The Importance of 62
Aaron Judge is in rarified air. With one more home run, most will recognize him as the single-season home run king.
Last night in Toronto, New York Yankees outfield Aaron Judge hit his 61st home run of the season.
Officially, Judge tied the American League record set by Roger Maris in 1961. The fact that Judge did it exactly 61 years later.
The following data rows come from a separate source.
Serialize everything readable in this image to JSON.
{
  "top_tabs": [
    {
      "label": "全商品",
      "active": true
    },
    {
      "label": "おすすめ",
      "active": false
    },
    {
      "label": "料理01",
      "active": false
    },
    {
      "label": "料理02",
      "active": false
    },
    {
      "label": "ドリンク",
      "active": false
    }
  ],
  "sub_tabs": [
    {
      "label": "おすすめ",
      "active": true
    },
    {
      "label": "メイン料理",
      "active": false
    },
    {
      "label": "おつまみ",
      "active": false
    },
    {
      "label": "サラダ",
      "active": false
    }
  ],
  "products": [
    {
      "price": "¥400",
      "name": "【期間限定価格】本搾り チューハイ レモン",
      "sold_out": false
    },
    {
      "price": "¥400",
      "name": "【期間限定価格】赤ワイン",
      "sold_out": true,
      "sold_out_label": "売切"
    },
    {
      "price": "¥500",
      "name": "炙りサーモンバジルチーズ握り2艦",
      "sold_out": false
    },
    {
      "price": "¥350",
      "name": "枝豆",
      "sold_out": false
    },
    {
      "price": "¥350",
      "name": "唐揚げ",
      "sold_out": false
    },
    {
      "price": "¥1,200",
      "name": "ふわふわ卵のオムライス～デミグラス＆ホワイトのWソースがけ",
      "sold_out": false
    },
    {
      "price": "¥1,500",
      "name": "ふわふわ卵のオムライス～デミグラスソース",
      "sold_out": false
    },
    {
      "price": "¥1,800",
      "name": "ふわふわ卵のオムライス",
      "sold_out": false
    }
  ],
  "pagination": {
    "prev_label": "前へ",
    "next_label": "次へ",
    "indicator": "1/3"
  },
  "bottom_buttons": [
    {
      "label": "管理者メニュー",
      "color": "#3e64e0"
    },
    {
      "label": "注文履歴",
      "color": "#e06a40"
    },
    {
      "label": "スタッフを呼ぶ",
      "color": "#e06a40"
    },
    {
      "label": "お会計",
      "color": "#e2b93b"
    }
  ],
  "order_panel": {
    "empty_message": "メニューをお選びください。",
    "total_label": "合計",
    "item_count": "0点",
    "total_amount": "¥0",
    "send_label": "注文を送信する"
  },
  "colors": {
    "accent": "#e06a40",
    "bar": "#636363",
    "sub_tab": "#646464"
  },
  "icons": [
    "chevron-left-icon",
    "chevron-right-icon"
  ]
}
Judge joins Maris and Babe Ruth as the only players in American League history to hit 60 home runs in a season.
The fact that all three were New York Yankees of course has nothing at all to do with the homer-friendly dimensions of the many incarnations of Yankee Stadium.1
This weekend, Judge will likely hit his 62nd home run against the Orioles at Yankee Stadium2. And it will be celebrated across baseball
because he is a New York Yankee and if things don’t happen in New York ESPN doesn’t realize it happened because the Yankees are the most famous sports team on Earth.
But it will also be because Aaron Judge, in the eyes of many, will be the real single-season home run king.
Here is a list of every Major League Player who has hit 60 or more home runs in a season.
Barry Bonds, SF, 2001: 73
Mark McGwire, STL, 1998: 70
Sammy Sosa, CHC, 1998: 66
Mark McGwire, STL, 1999: 65
Sammy Sosa, CHC, 2001: 64
Sammy Sosa, CHC, 1999: 63
Roger Maris, NYY, 1961: 61
Aaron Judge, NYY, 2022, 61
Babe Ruth, NYY, 1927, 60
Those top six players all have a few things in common (beyond not just getting the benefit of friendly dimensions at Yankee Stadium). Bonds, McGwire, and Sosa all hit 60 or more in a three-year stretch, from 1998-2001. This coincided with Major League Baseball adding two more teams in 1998, so there was a dilution in pitching.3
But it also was the height of the steroid era. Mark McGwire admitted that he used steroids before Congress. Sammy Sosa still denies ever taking steroids, even though he reportedly tested positive in MLB’s anonymous tests in 2003; the same season he was caught using a corked bat.4 With Barry Bonds5 it was "the clear" and "the cream".
What that means is that no player has ever hit more than 61 home runs while doing it cleanly. Now that MLB has a drug testing policy, we can assume that Aaron Judge can be the first to do so.
Rightly or wrongly, Aaron Judge will be celebrated as the single-season home run king when he hits number 62. And I believe that is an appropriate decision.
If there is one thing that baseball fans hate, it’s cheating. Yes, Gaylord Perry’s act on the mound about the spitball was entertaining performance art. But you only need to look at the reaction to players who have been nailed for performance-enhancing drug use. More widely, look at the reaction to anybody associated with the Houston Astros sign-stealing scandal from 2017. They are mercilessly booed off the field by visiting fans.
Players that play the game the right way? They are lauded and celebrated. There is no better example of that than the Albert Pujols retirement tour and his pursuit of 700 home runs.
The applause that Pujols got for hitting #700 on the road says everything that you need to know.6
The applause when Judge hits #62 at Yankee Stadium this weekend will dwarf that.
Though it loathes me to salute a New York Yankee, Aaron Judge will be the real single-season home run king once he reaches #62. For the sake of recognizing the legitimacy of the game, it is the only right thing to do.
If you are wondering why this is important: https://www.cbssports.com/mlb/news/yankees-aaron-judge-pretty-upset-after-camden-yards-new-left-field-wall-costs-him-three-homer-game/
Which will annoy me, but alas.
As there was in 1961 when Maris hit 61.
The other weird thing about Sosa; he hit 60 home runs three times and never led the league in any of those seasons. In the two years he did win the home run title he “only” hit 50 and 49 respectively. It was a five-year stretch where he hit 292 home runs, which is equal to what Pat Burrell hit in his entire 12-year career.
Who would had a Hall of Fame career in progress before using “the clear” and “the cream”.
Though Pujols did play 85 games for the Dodgers last year and spent 9+ years before that playing for the crosstown Angels.